NBAE/Getty ImagesBrian Drake
Detroit feeds its need for Sheed (Feb. 19, 2004)
This is the gold standard for elusive deadline deals that actually affect the championship. It was a three-way blockbuster involving the Atlanta Hawks, Boston Celtics and Detroit Pistons, where Atlanta received Chris Mills, Zeljko Rebraca, Bob Sura and a 2004 first-round pick (Josh Smith), Boston got Chucky Atkins, Lindsey Hunter, and a 2004 first-round pick (Tony Allen) and Detroit landed Rasheed Wallace (pictured) and Mike James. Wallace had been traded from Portland to Atlanta just 10 days earlier. Detroit went on to win the title that year but fell in The Finals against the San Antonio Spurs the following season. Wallace was clearly Detroit's missing piece.
Raj Mehta-USA TODAY SportsRaj Mehta
Kobe gets a sidekick; the Grizzlies get a new Gasol (Feb. 1, 2008 — 20 days before deadline)

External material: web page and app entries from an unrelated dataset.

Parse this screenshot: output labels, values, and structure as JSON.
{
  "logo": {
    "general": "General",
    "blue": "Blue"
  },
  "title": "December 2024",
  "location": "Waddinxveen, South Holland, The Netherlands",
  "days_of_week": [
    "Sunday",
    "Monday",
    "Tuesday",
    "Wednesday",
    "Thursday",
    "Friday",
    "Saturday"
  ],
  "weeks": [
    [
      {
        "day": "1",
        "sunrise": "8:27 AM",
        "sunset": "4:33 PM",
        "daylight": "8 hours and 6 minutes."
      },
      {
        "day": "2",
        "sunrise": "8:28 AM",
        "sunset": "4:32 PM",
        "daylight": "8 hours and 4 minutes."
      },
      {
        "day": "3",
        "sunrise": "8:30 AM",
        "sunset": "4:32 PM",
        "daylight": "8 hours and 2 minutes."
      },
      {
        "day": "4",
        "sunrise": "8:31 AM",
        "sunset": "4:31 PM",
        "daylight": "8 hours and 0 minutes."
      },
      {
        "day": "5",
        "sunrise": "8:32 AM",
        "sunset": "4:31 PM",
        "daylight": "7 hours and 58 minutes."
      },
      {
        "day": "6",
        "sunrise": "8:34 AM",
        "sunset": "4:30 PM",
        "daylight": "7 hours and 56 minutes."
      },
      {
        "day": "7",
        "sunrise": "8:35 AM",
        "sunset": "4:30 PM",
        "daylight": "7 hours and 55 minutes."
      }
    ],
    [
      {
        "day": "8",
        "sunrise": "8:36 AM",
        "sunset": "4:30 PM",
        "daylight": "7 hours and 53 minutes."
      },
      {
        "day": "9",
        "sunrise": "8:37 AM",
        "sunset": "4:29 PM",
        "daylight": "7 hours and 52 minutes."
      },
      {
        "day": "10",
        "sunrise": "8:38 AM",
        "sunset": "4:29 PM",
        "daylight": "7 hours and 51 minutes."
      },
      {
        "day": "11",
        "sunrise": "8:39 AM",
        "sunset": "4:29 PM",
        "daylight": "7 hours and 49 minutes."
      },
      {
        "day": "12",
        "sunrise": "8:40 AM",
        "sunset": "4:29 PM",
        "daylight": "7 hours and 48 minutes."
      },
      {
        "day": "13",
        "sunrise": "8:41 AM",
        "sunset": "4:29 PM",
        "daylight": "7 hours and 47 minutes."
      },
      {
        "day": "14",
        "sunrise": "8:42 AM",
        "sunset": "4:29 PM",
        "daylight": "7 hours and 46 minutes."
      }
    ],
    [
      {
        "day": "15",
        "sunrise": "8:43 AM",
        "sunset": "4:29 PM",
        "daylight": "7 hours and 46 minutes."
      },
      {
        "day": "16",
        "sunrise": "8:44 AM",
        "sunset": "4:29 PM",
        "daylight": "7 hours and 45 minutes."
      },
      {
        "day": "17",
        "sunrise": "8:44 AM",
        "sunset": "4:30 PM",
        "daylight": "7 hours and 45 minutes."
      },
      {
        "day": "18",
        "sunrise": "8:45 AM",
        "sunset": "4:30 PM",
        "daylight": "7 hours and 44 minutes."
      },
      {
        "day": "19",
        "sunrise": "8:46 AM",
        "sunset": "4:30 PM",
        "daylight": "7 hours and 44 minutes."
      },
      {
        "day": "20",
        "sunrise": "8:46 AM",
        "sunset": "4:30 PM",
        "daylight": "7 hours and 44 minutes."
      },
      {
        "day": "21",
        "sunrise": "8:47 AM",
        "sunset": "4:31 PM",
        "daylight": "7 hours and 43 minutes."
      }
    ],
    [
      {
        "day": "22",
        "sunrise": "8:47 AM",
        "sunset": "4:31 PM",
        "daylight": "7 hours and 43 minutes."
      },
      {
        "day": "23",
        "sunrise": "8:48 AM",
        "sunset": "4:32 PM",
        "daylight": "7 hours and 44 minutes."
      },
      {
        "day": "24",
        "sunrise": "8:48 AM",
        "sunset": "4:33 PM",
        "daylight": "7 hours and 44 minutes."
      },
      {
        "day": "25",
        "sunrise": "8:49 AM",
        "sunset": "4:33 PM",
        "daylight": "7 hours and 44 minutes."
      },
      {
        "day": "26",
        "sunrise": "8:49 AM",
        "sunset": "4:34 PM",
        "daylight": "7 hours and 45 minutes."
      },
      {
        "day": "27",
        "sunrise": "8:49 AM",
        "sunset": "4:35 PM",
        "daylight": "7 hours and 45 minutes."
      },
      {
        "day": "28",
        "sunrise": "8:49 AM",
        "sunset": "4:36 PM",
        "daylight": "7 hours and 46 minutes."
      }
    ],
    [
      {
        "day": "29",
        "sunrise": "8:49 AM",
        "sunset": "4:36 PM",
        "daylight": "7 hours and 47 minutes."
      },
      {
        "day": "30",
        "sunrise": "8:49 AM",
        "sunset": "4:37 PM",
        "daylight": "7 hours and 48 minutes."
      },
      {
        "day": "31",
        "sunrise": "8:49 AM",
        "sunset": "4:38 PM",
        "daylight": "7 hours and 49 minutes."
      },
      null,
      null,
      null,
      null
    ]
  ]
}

This deal changed everything: Kobe Bryant’s legacy, Pau Gasol’s public perception, pro basketball in Tennessee and so on. At the time, the trade was a travesty. L.A. got one of the game’s best 7-footers just as he entered his prime for Kwame Brown (arguably the biggest draft bust in NBA history), Javaris Crittenton (a future alleged murderer), two first-round picks that ultimately yielded nothing and, of course, said 7-footers younger brother, Marc. The Lakers made three straight trips to The Finals — winning two — after this deal was made, and Pau stayed with the franchise for seven (mostly) successful seasons. Meanwhile, the Grizzlies evolved into one of the league’s best teams, with Marc Gasol serving as the biggest reason. At the time of the deal, Marc was viewed as more of a roster filler than the cornerstone big man he became.